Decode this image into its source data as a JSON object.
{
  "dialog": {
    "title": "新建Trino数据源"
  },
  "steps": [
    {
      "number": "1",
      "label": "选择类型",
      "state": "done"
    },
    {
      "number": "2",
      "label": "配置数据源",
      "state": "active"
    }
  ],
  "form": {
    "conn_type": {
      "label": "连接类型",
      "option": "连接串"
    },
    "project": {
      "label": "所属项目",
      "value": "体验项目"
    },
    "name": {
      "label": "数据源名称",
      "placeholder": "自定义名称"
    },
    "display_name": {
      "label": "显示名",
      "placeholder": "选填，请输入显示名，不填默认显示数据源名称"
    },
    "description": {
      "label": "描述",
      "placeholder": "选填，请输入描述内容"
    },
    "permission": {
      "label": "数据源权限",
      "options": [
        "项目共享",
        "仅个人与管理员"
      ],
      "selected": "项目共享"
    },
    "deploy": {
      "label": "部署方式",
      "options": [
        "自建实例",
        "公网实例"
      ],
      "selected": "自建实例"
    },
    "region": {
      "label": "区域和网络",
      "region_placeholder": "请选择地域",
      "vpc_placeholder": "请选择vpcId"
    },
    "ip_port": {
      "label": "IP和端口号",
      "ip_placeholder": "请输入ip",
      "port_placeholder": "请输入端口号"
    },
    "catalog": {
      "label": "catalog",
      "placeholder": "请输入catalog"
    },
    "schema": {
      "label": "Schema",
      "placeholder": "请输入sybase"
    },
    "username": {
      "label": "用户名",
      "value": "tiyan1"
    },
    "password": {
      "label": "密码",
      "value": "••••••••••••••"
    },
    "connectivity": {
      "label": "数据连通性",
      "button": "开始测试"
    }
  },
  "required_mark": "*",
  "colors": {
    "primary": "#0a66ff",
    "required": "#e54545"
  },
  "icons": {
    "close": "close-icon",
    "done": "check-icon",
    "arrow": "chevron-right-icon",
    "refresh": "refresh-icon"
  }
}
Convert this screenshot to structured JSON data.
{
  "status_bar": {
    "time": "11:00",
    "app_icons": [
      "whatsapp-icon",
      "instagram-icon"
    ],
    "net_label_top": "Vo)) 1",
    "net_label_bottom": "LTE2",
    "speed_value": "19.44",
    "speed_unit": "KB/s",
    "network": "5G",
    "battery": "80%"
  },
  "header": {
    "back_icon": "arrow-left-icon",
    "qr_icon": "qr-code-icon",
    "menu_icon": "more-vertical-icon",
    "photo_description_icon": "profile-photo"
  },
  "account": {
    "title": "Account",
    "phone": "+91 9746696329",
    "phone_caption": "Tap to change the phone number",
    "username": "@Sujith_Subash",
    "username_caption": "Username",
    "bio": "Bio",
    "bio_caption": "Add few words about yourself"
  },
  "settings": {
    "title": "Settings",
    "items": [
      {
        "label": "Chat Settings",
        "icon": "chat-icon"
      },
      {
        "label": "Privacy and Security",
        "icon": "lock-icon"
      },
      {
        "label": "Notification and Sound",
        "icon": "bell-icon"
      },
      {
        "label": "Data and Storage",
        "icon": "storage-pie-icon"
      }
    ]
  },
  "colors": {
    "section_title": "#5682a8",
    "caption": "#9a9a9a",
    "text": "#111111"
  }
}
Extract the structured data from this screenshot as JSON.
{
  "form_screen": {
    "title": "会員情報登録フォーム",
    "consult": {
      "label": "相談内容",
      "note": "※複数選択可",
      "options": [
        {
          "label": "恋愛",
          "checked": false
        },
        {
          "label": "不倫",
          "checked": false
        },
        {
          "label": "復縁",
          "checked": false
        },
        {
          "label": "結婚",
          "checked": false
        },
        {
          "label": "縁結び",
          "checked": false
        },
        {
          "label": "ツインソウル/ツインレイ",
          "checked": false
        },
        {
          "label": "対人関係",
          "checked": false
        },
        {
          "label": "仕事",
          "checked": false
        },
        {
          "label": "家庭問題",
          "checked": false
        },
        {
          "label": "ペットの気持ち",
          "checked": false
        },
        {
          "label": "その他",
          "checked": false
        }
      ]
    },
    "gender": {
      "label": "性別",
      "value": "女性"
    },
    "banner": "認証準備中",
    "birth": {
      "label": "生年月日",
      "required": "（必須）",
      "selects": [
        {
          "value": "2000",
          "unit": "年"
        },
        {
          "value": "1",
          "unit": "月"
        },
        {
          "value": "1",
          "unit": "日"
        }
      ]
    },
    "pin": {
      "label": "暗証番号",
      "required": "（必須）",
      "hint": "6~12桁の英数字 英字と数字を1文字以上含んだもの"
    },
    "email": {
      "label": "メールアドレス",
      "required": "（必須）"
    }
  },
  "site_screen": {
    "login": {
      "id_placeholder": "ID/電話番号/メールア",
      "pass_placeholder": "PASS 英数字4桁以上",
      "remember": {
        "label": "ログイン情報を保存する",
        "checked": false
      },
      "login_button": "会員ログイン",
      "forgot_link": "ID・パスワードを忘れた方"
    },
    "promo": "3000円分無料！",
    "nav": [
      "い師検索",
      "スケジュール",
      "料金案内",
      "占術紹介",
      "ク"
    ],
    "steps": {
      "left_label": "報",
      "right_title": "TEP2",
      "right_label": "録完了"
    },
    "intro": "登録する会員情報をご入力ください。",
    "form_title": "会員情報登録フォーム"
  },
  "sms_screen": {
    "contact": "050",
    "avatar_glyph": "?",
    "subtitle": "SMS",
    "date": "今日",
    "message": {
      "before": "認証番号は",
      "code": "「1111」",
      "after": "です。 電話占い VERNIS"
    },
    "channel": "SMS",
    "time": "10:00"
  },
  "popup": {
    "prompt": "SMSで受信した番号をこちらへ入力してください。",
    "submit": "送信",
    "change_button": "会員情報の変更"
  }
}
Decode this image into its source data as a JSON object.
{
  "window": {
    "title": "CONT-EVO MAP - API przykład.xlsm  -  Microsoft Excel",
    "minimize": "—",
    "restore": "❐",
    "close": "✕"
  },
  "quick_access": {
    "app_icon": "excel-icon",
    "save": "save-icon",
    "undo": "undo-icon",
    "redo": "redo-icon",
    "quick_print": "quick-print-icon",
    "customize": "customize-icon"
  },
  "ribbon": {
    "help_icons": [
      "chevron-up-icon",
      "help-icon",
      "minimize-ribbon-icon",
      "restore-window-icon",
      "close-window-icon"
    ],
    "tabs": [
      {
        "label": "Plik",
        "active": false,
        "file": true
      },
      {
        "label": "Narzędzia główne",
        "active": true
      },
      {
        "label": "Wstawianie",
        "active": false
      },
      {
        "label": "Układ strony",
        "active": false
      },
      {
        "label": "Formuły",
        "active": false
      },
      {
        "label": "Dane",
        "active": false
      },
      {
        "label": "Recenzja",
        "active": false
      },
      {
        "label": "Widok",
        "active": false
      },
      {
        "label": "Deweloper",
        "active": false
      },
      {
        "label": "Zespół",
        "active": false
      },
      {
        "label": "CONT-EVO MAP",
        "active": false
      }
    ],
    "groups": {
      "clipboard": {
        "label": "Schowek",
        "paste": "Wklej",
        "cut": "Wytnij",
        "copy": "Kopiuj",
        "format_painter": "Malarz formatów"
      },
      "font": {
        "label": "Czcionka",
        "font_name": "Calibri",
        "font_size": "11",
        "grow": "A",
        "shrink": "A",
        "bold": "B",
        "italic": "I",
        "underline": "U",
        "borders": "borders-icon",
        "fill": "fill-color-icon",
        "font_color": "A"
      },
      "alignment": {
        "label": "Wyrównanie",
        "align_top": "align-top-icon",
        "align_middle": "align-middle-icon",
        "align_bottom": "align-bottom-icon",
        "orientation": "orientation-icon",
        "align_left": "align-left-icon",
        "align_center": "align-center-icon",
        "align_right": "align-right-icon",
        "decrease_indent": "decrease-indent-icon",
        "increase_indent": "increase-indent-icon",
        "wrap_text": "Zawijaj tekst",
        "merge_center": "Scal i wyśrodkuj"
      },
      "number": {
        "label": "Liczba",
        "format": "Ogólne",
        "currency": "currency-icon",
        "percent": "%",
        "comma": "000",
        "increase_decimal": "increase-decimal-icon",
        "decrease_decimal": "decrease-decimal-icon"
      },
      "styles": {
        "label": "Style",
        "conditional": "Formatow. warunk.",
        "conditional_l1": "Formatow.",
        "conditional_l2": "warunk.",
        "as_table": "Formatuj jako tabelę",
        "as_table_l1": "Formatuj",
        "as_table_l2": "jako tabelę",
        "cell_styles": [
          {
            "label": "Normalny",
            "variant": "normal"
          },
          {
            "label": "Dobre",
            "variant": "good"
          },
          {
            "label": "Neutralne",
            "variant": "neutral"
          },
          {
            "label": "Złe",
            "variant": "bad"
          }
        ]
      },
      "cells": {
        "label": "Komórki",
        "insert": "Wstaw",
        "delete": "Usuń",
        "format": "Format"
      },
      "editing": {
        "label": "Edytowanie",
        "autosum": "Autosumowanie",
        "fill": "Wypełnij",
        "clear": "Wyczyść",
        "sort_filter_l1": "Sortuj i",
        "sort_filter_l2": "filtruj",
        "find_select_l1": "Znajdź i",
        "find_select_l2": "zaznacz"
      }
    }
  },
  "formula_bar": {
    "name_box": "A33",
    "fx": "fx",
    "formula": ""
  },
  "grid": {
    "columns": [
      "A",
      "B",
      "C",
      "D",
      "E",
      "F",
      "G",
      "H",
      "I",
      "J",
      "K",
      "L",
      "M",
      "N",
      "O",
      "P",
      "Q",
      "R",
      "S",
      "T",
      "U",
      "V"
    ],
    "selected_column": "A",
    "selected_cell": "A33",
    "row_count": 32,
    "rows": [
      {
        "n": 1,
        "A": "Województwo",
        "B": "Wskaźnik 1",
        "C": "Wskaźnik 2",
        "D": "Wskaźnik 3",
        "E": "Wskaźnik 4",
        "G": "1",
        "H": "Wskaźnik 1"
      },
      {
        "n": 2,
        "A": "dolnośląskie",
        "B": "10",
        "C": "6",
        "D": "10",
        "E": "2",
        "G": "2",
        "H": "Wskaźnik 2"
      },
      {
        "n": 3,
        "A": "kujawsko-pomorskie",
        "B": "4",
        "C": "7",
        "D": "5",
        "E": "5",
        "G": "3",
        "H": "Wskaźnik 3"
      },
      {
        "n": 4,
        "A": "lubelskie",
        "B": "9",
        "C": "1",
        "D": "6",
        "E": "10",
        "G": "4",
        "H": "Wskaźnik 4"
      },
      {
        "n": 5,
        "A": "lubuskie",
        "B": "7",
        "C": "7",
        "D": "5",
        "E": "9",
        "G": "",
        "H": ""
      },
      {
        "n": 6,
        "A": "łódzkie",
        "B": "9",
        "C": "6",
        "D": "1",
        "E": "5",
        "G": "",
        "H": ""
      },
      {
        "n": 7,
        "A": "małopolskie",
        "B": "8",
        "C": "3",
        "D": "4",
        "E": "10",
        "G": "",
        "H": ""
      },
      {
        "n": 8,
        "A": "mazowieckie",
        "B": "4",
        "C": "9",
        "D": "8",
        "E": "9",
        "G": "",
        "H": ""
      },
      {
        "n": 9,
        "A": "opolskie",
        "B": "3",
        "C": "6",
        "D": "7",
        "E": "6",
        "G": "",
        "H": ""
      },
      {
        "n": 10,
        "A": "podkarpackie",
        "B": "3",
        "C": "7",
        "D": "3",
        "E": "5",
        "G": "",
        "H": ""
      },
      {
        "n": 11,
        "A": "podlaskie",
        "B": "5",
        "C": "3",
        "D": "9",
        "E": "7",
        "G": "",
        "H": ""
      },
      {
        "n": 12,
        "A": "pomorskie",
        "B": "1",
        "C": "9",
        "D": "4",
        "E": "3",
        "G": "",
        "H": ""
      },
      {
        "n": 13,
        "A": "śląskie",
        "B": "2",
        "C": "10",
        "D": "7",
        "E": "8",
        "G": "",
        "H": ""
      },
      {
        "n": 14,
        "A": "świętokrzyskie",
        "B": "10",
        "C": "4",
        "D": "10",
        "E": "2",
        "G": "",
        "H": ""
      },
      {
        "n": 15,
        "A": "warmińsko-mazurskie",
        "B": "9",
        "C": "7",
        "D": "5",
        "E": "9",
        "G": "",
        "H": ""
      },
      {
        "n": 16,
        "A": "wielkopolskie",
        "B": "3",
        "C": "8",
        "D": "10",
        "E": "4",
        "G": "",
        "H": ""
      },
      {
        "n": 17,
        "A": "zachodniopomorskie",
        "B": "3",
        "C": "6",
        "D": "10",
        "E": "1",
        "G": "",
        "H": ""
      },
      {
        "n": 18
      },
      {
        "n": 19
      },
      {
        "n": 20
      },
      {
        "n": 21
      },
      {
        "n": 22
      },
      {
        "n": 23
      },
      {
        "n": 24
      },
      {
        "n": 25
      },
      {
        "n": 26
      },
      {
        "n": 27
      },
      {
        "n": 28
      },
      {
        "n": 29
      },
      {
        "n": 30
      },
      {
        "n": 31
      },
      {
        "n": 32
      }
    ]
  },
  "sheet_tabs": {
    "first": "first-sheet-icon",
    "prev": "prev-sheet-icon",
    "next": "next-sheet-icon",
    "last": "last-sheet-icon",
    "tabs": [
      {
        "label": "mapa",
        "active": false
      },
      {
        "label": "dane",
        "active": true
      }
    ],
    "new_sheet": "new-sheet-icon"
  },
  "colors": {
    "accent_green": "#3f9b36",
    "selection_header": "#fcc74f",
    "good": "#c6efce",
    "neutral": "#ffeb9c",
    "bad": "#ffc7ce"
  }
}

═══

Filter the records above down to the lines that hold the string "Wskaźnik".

        "B": "Wskaźnik 1",
        "C": "Wskaźnik 2",
        "D": "Wskaźnik 3",
        "E": "Wskaźnik 4",
        "H": "Wskaźnik 1"
        "H": "Wskaźnik 2"
        "H": "Wskaźnik 3"
        "H": "Wskaźnik 4"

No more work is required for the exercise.